A trail-blazing lawyer, a sociologist who works with society’s most vulnerable populations, two innovative mechanical engineers, and a group of climate scientists are winners of the University of Victoria’s 2008 Craigdarroch Research Awards.
Established in 2003, the annual Craigdarroch awards honour research excellence at UVic.
“We consistently say our researchers are world-class, and here’s proof,” says Dr. Howard Brunt, UVic’s vice-president research. “All of these individuals are accomplished leaders in their fields who are engaging with the wider community to apply new knowledge for the benefit of society.”
Gold Medal for Career Achievement
Law scholar is a legal trail-blazer
A leading legal historian, John McLaren has made an indelible mark upon Canadian legal studies in his writing, teaching and administrative contributions over the last four decades.
McLaren’s thoughtful examinations have ranged from the collision of religious belief and common law to the role of law as a moral regulator in areas such as prostitution, obscenity and public nudity.

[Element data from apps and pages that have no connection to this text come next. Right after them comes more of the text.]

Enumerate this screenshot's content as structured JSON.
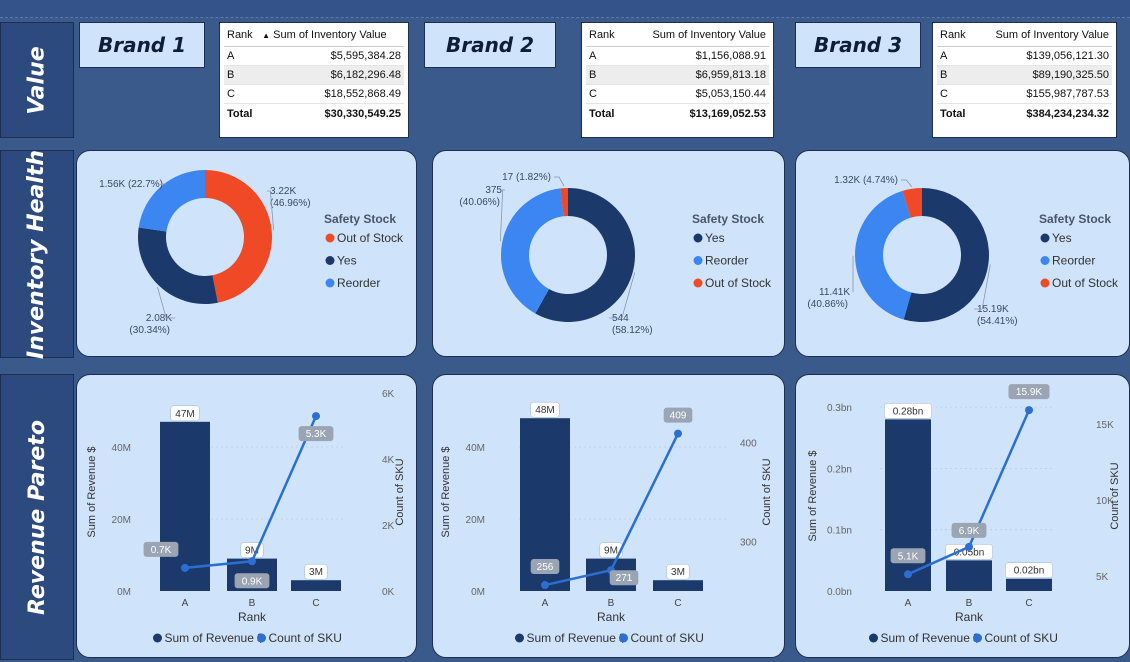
{
  "row_labels": {
    "value": "Value",
    "inventory_health": "Inventory Health",
    "revenue_pareto": "Revenue Pareto"
  },
  "brands": [
    {
      "name": "Brand 1",
      "table": {
        "col_rank": "Rank",
        "col_value": "Sum of Inventory Value",
        "rows": [
          {
            "rank": "A",
            "value": "$5,595,384.28"
          },
          {
            "rank": "B",
            "value": "$6,182,296.48"
          },
          {
            "rank": "C",
            "value": "$18,552,868.49"
          }
        ],
        "total_label": "Total",
        "total_value": "$30,330,549.25"
      }
    },
    {
      "name": "Brand 2",
      "table": {
        "col_rank": "Rank",
        "col_value": "Sum of Inventory Value",
        "rows": [
          {
            "rank": "A",
            "value": "$1,156,088.91"
          },
          {
            "rank": "B",
            "value": "$6,959,813.18"
          },
          {
            "rank": "C",
            "value": "$5,053,150.44"
          }
        ],
        "total_label": "Total",
        "total_value": "$13,169,052.53"
      }
    },
    {
      "name": "Brand 3",
      "table": {
        "col_rank": "Rank",
        "col_value": "Sum of Inventory Value",
        "rows": [
          {
            "rank": "A",
            "value": "$139,056,121.30"
          },
          {
            "rank": "B",
            "value": "$89,190,325.50"
          },
          {
            "rank": "C",
            "value": "$155,987,787.53"
          }
        ],
        "total_label": "Total",
        "total_value": "$384,234,234.32"
      }
    }
  ],
  "colors": {
    "yes": "#1b3a6b",
    "reorder": "#3b86f0",
    "out_of_stock": "#ef4a25",
    "bar": "#1b3a6b",
    "line": "#2a6fd1"
  },
  "chart_data": [
    {
      "type": "pie",
      "variant": "donut",
      "legend_title": "Safety Stock",
      "legend": [
        "Out of Stock",
        "Yes",
        "Reorder"
      ],
      "slices": [
        {
          "name": "Out of Stock",
          "value": 3220,
          "label": "3.22K",
          "pct": "(46.96%)"
        },
        {
          "name": "Yes",
          "value": 2080,
          "label": "2.08K",
          "pct": "(30.34%)"
        },
        {
          "name": "Reorder",
          "value": 1560,
          "label": "1.56K (22.7%)",
          "pct": ""
        }
      ]
    },
    {
      "type": "pie",
      "variant": "donut",
      "legend_title": "Safety Stock",
      "legend": [
        "Yes",
        "Reorder",
        "Out of Stock"
      ],
      "slices": [
        {
          "name": "Yes",
          "value": 544,
          "label": "544",
          "pct": "(58.12%)"
        },
        {
          "name": "Reorder",
          "value": 375,
          "label": "375",
          "pct": "(40.06%)"
        },
        {
          "name": "Out of Stock",
          "value": 17,
          "label": "17 (1.82%)",
          "pct": ""
        }
      ]
    },
    {
      "type": "pie",
      "variant": "donut",
      "legend_title": "Safety Stock",
      "legend": [
        "Yes",
        "Reorder",
        "Out of Stock"
      ],
      "slices": [
        {
          "name": "Yes",
          "value": 15190,
          "label": "15.19K",
          "pct": "(54.41%)"
        },
        {
          "name": "Reorder",
          "value": 11410,
          "label": "11.41K",
          "pct": "(40.86%)"
        },
        {
          "name": "Out of Stock",
          "value": 1320,
          "label": "1.32K (4.74%)",
          "pct": ""
        }
      ]
    },
    {
      "type": "bar",
      "combo": "line",
      "categories": [
        "A",
        "B",
        "C"
      ],
      "xlabel": "Rank",
      "ylabel": "Sum of Revenue $",
      "y2label": "Count of SKU",
      "ylim": [
        0,
        55000000
      ],
      "y_ticks": [
        0,
        20000000,
        40000000
      ],
      "y_tick_labels": [
        "0M",
        "20M",
        "40M"
      ],
      "y2lim": [
        0,
        6000
      ],
      "y2_ticks": [
        0,
        2000,
        4000,
        6000
      ],
      "y2_tick_labels": [
        "0K",
        "2K",
        "4K",
        "6K"
      ],
      "series": [
        {
          "name": "Sum of Revenue $",
          "values": [
            47000000,
            9000000,
            3000000
          ],
          "labels": [
            "47M",
            "9M",
            "3M"
          ]
        },
        {
          "name": "Count of SKU",
          "values": [
            700,
            900,
            5300
          ],
          "labels": [
            "0.7K",
            "0.9K",
            "5.3K"
          ]
        }
      ],
      "legend": [
        "Sum of Revenue $",
        "Count of SKU"
      ]
    },
    {
      "type": "bar",
      "combo": "line",
      "categories": [
        "A",
        "B",
        "C"
      ],
      "xlabel": "Rank",
      "ylabel": "Sum of Revenue $",
      "y2label": "Count of SKU",
      "ylim": [
        0,
        55000000
      ],
      "y_ticks": [
        0,
        20000000,
        40000000
      ],
      "y_tick_labels": [
        "0M",
        "20M",
        "40M"
      ],
      "y2lim": [
        250,
        450
      ],
      "y2_ticks": [
        300,
        400
      ],
      "y2_tick_labels": [
        "300",
        "400"
      ],
      "series": [
        {
          "name": "Sum of Revenue $",
          "values": [
            48000000,
            9000000,
            3000000
          ],
          "labels": [
            "48M",
            "9M",
            "3M"
          ]
        },
        {
          "name": "Count of SKU",
          "values": [
            256,
            271,
            409
          ],
          "labels": [
            "256",
            "271",
            "409"
          ]
        }
      ],
      "legend": [
        "Sum of Revenue $",
        "Count of SKU"
      ]
    },
    {
      "type": "bar",
      "combo": "line",
      "categories": [
        "A",
        "B",
        "C"
      ],
      "xlabel": "Rank",
      "ylabel": "Sum of Revenue $",
      "y2label": "Count of SKU",
      "ylim": [
        0,
        0.31
      ],
      "y_ticks": [
        0,
        0.1,
        0.2,
        0.3
      ],
      "y_tick_labels": [
        "0.0bn",
        "0.1bn",
        "0.2bn",
        "0.3bn"
      ],
      "y2lim": [
        4000,
        16500
      ],
      "y2_ticks": [
        5000,
        10000,
        15000
      ],
      "y2_tick_labels": [
        "5K",
        "10K",
        "15K"
      ],
      "series": [
        {
          "name": "Sum of Revenue $",
          "values": [
            0.28,
            0.05,
            0.02
          ],
          "labels": [
            "0.28bn",
            "0.05bn",
            "0.02bn"
          ]
        },
        {
          "name": "Count of SKU",
          "values": [
            5100,
            6900,
            15900
          ],
          "labels": [
            "5.1K",
            "6.9K",
            "15.9K"
          ]
        }
      ],
      "legend": [
        "Sum of Revenue $",
        "Count of SKU"
      ]
    }
  ]
}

His ability to combine painstaking empirical enquiry with insightful analysis of different perspectives has made him a leader and role model among Canadian legal historians, and ranks him among the best in the Commonwealth. He retired in 2006.
McLaren’s accomplishments were recognized in 2005 with the Ramon John Hnatyshyn Award from the Canadian Bar Association, who referred to him as “Canada’s legal history ambassador to the common law world.”
Silver Medal for
Excellence in Research
The sky is no limit for aerospace engineer
Described by his peers as a “dynamic and versatile” researcher, Dr. Afzal Suleman is an internationally recognized leader in aeronautical design.
He holds degrees in aeronautical engineering and mechanical/aerospace engineering, studied space sciences at the International Space University in Japan and completed postdoctoral research at Wright-Patterson Air Force Base in the US.
Suleman’s research in “smart” composite materials may lead to lighter yet stronger aircraft. His work is so highly regarded that his expertise is sought by commercial and military organizations within the European Union and NATO. But his interests aren’t limited to the skies. Since joining UVic in 2000, he has established a vibrant research program with applications in transportation, energy systems and bioengineering. He has obtained substantial research grants and contracts and supervised 45 graduate students and postdoctoral fellows.
Award for Societal Contribution
Climate group helps issue global warning
Climate assessments by the Intergovernmental Panel on Climate Change (IPCC) present the most current information on the science and potential impacts of global climate change.
For its efforts in alerting the world to human-caused climate change, the IPCC was co-winner of the 2007 Nobel Peace Prize. Sharing that award as coordinating lead authors, lead authors and contributors to IPCC assessments was a group of Victoria-based physical and social climate scientists.
They are either UVic faculty or graduate students, or adjunct professors who are employed as research scientists with Environment Canada and Fisheries and Oceans Canada. Both departments have research centres located on or near the UVic campus.
The close ties and combined efforts of this group of scientists have made UVic an internationally recognized centre of excellence in climate change research.
Award for Research Communication
Shedding light on society’s most vulnerable
Translating research knowledge into usable information for front-line service providers is a driving force in the career of UVic sociologist Cecilia Benoit.
Her research—on gender, work and health; the health of homeless youth; and midwifery—is of broad interest to policy-makers, practitioners and community organizations.
Benoit serves on a number of academic and government advisory boards. She speaks to the news media about her work and is a frequent public speaker in locations as varied as school gymnasiums, union meeting halls, prisons, health clinics and retirement homes.
By sharing her research findings and their policy implications, Benoit is helping to reduce gender inequalities and promote the health and well-being of vulnerable populations in Canadian society.
UVic Innovation and Development Corp. Entrepreneurship Award
Moving mechanisms into the marketplace
As a mechanical engineer, director of UVic’s Institute for Integrated Energy Systems and holder of the NSERC Chair in Sustainable Energy Systems Design, Dr. Peter Wild is committed to moving new technology from the lab to the marketplace.
Since joining UVic in 2003 he has been a steady supporter of UVic’s Innovation and Development Corporation and its activities and has been involved in a number of significant collaborative research agreements with industry.
Wild has filed for several patents through IDC. One involves a probe that could replace the larger, more intrusive needles used by physicians to identify the source of back pain.
Another collaboration is advancing research into harnessing energy from ocean movement, which could help remote coastal communities lessen their reliance on power generators.